I have been working the past few weeks on an elementary school curriculum 
unit on dinosaurs, and someone commented to me that a county/district 
level administrator had complained: "Dinosaurs are not science. I wish 
they would take them out of the curriculum." I haven't had a chance to 
ask the administrator why he/she felt that way, but thought I would poll 
the readership here for their comments and responses as supporting testimony.

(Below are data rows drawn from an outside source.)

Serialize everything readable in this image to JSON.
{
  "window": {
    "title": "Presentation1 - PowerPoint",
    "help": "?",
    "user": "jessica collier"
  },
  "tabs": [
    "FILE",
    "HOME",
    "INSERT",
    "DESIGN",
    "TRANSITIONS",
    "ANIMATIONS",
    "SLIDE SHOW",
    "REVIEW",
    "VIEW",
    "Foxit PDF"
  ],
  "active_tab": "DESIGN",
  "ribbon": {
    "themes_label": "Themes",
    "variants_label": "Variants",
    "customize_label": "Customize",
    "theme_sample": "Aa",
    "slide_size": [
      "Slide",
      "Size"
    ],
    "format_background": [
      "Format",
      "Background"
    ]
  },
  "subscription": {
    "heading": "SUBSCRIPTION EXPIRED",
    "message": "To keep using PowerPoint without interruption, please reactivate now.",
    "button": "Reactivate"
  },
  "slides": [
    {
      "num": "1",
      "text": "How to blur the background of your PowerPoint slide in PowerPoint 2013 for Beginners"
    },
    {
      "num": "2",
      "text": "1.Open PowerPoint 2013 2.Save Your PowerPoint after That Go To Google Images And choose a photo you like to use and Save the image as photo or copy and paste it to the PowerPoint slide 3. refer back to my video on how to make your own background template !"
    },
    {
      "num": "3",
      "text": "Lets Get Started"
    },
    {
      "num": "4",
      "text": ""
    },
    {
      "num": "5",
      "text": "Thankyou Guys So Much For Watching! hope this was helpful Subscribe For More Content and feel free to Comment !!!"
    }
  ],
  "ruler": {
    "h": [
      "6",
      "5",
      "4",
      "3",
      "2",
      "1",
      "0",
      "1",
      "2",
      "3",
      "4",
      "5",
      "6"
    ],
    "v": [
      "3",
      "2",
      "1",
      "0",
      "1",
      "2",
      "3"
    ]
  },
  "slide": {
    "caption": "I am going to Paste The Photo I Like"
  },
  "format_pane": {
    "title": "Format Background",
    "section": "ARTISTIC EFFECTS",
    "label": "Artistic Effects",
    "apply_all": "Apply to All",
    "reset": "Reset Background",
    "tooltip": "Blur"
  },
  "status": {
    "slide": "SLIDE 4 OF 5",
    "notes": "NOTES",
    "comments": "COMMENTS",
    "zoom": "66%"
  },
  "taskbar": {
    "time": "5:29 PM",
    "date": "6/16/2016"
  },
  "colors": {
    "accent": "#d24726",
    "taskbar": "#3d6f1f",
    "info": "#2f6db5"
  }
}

My guess is that the administrator feels that the study of dinosaurs is 
not science because so much of the popularly visible aspects of 
paleontology is speculation. We speculate about: 1) whether dinosaurs 
were warm- or cold-blooded; 2) whether the dinosaurs became extinct 
because of climate changes or a meteor impact (or diseases et al); 3) 
whether birds are dinosaurs; 4) whether the front legs of Triceratops 
and other quadrupeds were oriented directly below the body or slightly 
sprawled; 5) whether carnosaurs were scavengers or predators... You can 
fill in more "speculative questions" about just about anything from color 
to diet. Considering that so much is speculation that may never be 
resolved, this administrator probably thinks the study of dinosaurs is 
very unscientific and of questionable value in a public school setting.

I personally feel that children can use the study of dinosaurs as a 
springboard to exercising basic math and science skills from measuring 
height, length, weight to classification and evolution.

I am interested in responses from the folks on this list to the argument 
that the study of dinosaurs is not science. Please indicate whether you 
are a professional paleontologist, geologist, oceanographer, astronomer, etc.

(I suppose one could argue that [from the administrator's perspective] 
cosmology is not a science because trying to determine the origin of the 
universe is largely speculation.)

----- Amado Narvaez
      anarvaez@umd5.umd.edu